**PROBLEM STATEMENT**
Filter the entries below down to the lines that hold "Faces".

**DATA SECTION**
■ ■ ■ ■
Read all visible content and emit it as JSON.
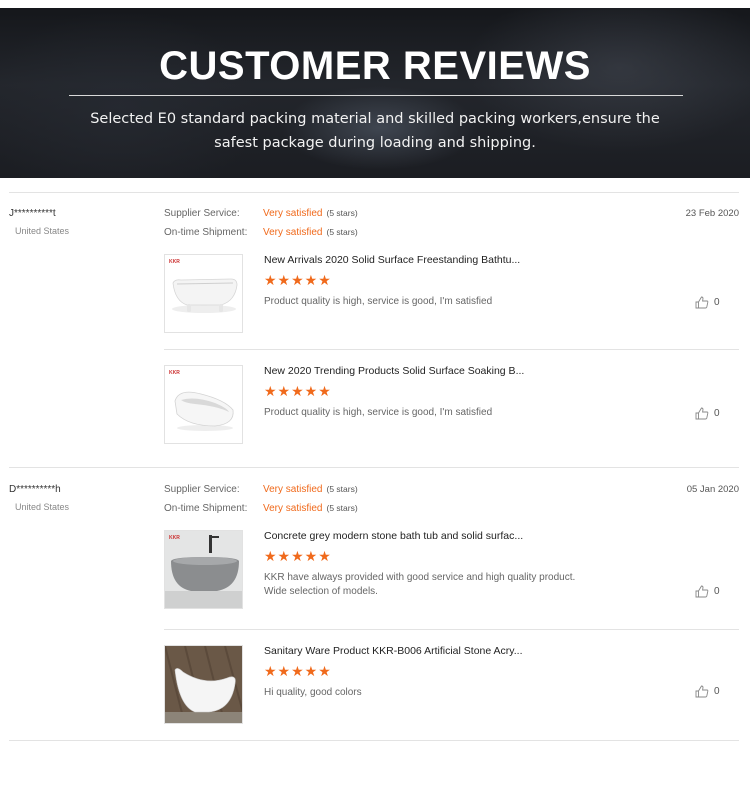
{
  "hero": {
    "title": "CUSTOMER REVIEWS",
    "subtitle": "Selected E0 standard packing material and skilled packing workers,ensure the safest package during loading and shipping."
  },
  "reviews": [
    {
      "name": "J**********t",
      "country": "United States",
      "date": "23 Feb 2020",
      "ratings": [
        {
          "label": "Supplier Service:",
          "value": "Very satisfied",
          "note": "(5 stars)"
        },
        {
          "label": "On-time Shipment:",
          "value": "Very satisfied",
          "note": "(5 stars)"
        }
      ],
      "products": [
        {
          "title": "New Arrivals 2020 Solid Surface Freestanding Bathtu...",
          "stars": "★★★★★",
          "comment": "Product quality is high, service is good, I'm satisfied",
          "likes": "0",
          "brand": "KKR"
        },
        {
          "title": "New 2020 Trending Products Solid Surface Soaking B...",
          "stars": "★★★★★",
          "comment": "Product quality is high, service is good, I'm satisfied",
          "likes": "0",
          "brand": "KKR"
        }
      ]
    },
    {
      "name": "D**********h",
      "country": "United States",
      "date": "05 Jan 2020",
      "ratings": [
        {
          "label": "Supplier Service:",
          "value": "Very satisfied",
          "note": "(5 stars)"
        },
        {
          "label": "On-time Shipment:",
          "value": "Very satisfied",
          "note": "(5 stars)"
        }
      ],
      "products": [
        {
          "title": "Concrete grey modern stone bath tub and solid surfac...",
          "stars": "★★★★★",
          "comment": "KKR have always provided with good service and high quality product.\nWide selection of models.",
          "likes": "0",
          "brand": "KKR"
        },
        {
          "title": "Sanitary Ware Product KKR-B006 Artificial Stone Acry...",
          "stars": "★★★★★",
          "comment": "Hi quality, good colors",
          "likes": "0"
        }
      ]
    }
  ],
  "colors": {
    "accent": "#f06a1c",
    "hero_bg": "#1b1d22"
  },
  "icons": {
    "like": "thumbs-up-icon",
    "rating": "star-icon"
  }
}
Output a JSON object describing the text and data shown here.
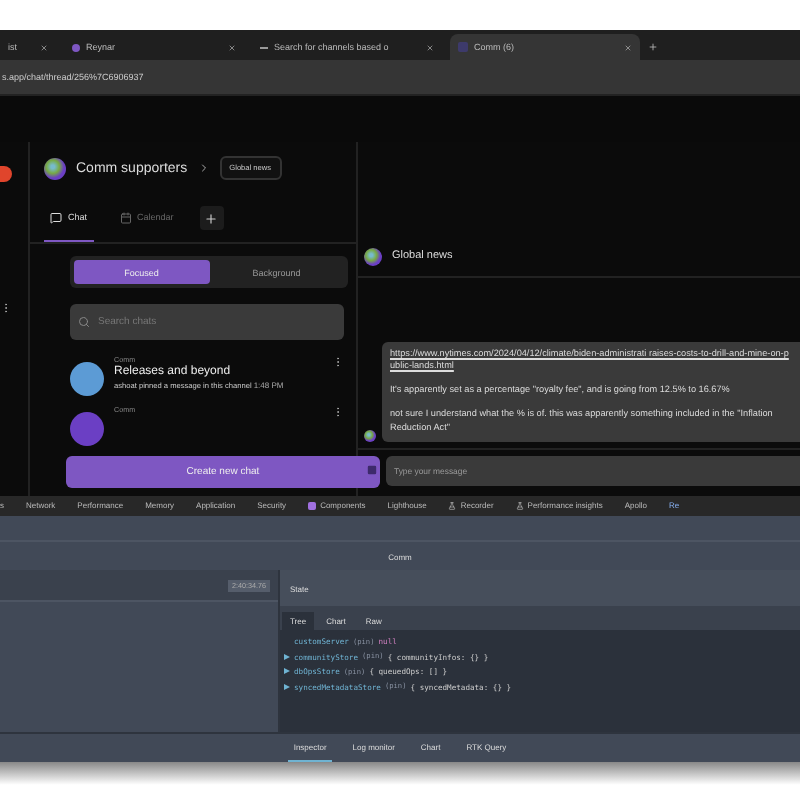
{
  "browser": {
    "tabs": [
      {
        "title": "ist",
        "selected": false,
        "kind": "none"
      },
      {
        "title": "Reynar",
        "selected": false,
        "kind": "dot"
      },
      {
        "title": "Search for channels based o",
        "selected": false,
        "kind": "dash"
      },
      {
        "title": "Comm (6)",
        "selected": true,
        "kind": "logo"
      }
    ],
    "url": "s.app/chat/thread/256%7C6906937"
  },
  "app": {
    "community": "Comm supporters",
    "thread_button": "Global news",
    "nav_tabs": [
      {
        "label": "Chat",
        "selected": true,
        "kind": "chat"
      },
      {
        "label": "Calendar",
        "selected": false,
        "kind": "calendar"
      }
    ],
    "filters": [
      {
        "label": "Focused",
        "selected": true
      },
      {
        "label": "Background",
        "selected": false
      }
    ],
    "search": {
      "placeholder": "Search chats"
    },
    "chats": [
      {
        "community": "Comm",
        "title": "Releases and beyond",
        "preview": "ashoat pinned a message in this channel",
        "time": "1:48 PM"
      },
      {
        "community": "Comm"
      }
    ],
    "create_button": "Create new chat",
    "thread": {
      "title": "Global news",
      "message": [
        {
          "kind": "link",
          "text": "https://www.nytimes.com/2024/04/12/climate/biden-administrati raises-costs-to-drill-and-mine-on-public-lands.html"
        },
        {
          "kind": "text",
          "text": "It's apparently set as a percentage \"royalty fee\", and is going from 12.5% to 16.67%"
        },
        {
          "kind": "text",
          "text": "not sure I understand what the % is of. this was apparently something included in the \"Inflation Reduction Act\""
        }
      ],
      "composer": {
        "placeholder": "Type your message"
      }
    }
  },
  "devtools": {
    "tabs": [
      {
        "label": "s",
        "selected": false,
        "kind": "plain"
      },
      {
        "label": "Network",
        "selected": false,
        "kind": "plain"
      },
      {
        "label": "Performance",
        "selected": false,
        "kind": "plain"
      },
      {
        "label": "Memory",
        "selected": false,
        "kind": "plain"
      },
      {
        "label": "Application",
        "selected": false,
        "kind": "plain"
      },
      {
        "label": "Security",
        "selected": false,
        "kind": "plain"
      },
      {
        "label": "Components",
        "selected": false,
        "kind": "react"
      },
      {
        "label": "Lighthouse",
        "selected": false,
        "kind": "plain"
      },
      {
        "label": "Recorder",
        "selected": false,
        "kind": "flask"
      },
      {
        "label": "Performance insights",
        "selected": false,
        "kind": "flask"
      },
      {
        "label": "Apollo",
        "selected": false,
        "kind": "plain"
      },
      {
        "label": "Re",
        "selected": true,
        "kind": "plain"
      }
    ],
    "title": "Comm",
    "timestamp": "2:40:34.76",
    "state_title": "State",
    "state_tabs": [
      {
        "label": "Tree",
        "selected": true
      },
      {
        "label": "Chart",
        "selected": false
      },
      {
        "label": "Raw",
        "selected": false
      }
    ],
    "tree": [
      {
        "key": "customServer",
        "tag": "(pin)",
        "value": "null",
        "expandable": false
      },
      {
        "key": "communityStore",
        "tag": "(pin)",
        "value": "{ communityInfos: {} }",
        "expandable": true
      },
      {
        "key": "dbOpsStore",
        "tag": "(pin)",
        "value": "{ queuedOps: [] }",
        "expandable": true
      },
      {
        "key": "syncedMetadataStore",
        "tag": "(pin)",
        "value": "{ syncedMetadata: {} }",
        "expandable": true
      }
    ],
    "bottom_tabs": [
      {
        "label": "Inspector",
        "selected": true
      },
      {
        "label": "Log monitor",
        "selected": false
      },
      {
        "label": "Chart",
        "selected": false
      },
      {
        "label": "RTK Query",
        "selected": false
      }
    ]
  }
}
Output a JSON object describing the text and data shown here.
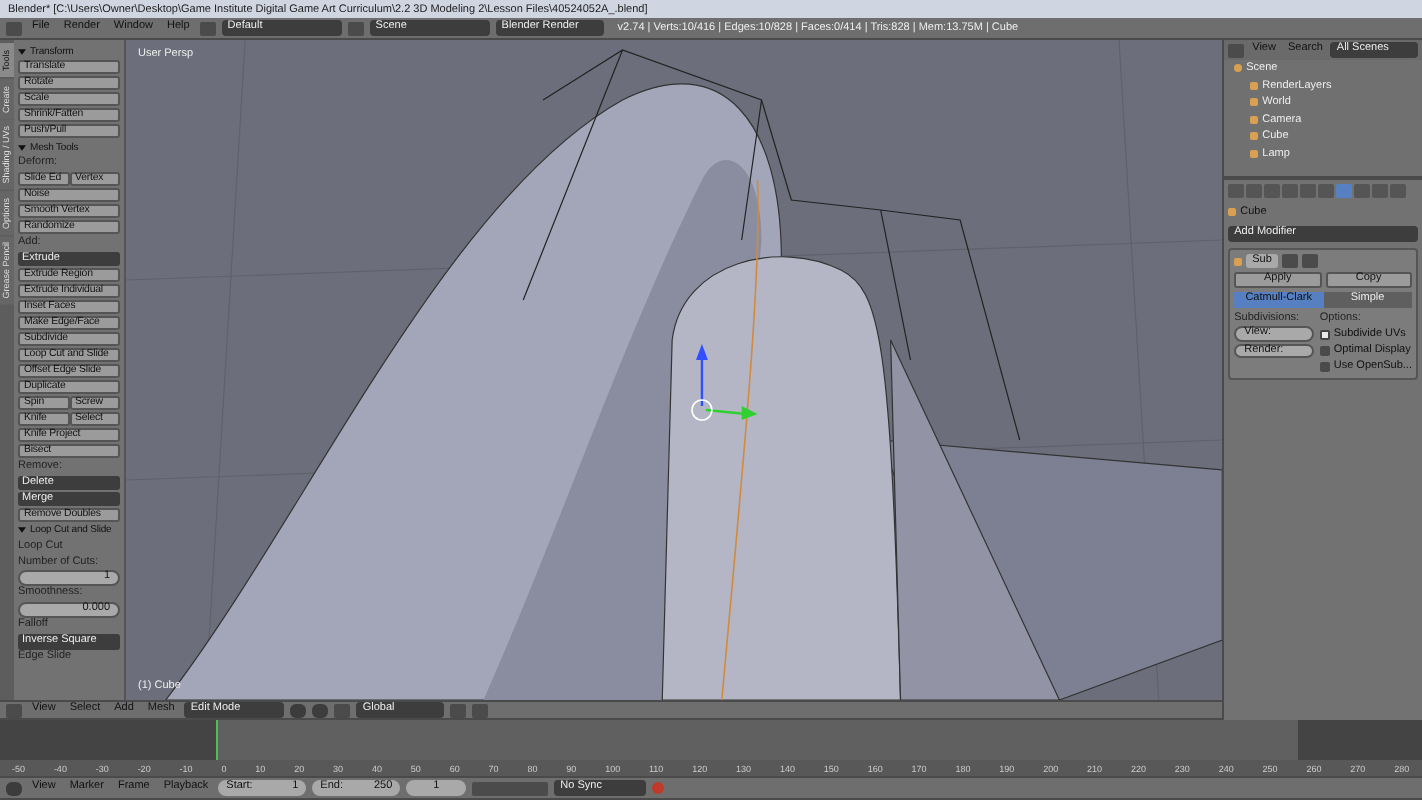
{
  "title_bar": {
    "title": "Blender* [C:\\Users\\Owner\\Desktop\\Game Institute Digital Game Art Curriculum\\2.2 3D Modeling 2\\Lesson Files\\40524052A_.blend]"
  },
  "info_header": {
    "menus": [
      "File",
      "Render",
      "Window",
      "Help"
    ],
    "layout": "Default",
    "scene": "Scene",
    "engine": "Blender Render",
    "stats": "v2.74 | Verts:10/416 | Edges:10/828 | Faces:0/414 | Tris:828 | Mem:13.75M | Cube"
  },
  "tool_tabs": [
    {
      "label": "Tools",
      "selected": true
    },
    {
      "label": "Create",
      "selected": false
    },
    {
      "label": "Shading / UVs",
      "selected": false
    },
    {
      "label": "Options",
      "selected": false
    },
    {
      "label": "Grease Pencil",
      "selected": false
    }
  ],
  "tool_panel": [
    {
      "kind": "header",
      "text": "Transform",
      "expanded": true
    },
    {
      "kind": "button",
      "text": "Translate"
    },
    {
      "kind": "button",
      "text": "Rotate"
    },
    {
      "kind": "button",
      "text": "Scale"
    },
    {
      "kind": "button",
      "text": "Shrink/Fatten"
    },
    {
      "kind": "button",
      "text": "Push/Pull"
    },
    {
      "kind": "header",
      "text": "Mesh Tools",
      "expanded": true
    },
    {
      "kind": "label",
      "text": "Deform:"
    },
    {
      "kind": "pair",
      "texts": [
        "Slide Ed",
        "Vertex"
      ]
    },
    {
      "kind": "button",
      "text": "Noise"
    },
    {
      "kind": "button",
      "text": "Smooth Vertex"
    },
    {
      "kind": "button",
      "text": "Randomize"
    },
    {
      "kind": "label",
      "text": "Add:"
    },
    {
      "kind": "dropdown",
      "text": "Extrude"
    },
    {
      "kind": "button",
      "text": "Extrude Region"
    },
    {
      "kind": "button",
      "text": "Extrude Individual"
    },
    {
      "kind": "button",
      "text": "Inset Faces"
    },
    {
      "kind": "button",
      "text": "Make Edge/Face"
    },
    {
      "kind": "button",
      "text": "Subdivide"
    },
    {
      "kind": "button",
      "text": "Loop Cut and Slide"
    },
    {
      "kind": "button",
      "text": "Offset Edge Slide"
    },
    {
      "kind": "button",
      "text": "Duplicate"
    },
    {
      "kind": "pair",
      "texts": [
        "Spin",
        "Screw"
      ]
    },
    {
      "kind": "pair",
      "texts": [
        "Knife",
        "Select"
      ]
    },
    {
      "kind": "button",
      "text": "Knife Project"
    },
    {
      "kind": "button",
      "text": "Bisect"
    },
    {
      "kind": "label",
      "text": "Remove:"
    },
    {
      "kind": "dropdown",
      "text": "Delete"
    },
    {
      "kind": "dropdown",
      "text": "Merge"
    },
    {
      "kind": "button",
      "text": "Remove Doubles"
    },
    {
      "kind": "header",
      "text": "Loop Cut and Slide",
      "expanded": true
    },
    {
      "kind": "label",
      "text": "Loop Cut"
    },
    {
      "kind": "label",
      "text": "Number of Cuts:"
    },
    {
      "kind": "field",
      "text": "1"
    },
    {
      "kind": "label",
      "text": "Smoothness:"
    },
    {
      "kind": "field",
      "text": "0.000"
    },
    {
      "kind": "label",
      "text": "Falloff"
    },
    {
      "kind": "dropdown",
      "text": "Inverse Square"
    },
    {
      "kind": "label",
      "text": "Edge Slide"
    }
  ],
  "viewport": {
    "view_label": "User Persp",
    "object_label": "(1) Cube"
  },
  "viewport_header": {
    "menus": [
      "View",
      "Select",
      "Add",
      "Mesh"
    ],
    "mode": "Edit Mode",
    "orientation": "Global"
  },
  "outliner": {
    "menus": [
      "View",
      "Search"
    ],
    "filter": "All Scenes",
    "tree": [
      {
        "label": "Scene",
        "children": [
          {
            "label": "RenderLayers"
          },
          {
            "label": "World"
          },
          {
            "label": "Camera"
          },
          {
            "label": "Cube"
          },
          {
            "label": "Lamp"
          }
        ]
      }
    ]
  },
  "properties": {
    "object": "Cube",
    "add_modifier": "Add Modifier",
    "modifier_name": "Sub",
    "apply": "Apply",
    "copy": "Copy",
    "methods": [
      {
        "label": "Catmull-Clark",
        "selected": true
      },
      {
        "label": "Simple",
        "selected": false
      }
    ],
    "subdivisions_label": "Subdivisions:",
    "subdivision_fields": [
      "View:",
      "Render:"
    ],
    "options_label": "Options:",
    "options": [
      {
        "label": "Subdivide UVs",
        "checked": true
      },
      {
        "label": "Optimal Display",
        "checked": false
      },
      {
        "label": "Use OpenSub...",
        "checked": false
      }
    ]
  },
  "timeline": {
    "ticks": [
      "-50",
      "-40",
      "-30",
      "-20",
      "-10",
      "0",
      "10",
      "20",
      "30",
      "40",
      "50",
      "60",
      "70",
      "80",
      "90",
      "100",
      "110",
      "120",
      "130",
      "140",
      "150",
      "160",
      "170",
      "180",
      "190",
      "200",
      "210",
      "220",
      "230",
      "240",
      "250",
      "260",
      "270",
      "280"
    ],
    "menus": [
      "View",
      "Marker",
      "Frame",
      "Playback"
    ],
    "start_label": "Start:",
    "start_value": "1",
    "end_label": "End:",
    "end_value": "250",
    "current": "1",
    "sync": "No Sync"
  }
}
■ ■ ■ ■
**RESPONSE TO THE TASK**
    "stats": "v2.74 | Verts:10/416 | Edges:10/828 | Faces:0/414 | Tris:828 | Mem:13.75M | Cube"
      "text": "Inset Faces"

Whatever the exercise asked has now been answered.